=== Exercise objective ===
Your answer should consist of every line in the records that holds "base".

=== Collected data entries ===
┄┄┄┄┄┄┄┄┄┄┄┄┄┄┄┄┄┄┄┄
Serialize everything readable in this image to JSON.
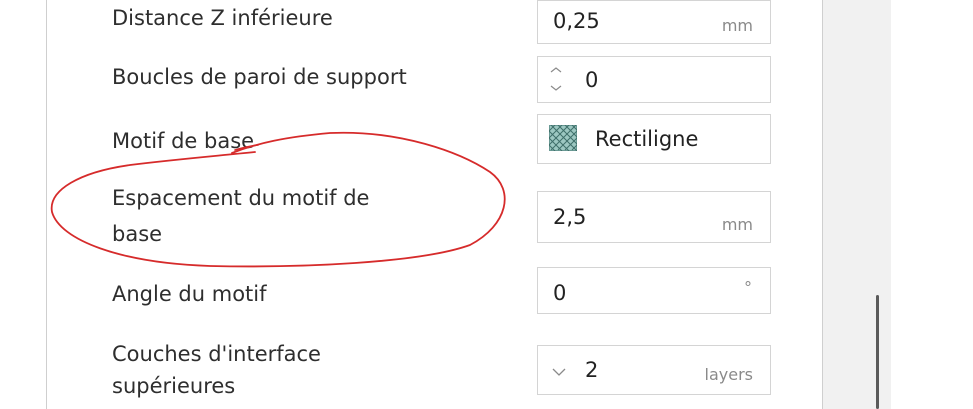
{
  "settings": [
    {
      "label": "Distance Z inférieure",
      "value": "0,25",
      "unit": "mm"
    },
    {
      "label": "Boucles de paroi de support",
      "value": "0",
      "unit": ""
    },
    {
      "label": "Motif de base",
      "value": "Rectiligne",
      "unit": ""
    },
    {
      "label_line1": "Espacement du motif de",
      "label_line2": "base",
      "value": "2,5",
      "unit": "mm"
    },
    {
      "label": "Angle du motif",
      "value": "0",
      "unit": "°"
    },
    {
      "label_line1": "Couches d'interface",
      "label_line2": "supérieures",
      "value": "2",
      "unit": "layers"
    }
  ],
  "colors": {
    "annotation": "#d62b2b",
    "pattern_fill": "#7fb3ad"
  },
  "icons": {
    "spinner": "spinner-arrows-icon",
    "pattern": "rectilinear-pattern-icon",
    "dropdown": "chevron-down-icon"
  }
}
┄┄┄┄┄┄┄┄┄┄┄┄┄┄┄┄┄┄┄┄
=== Answer section ===
      "label": "Motif de base",
      "label_line2": "base",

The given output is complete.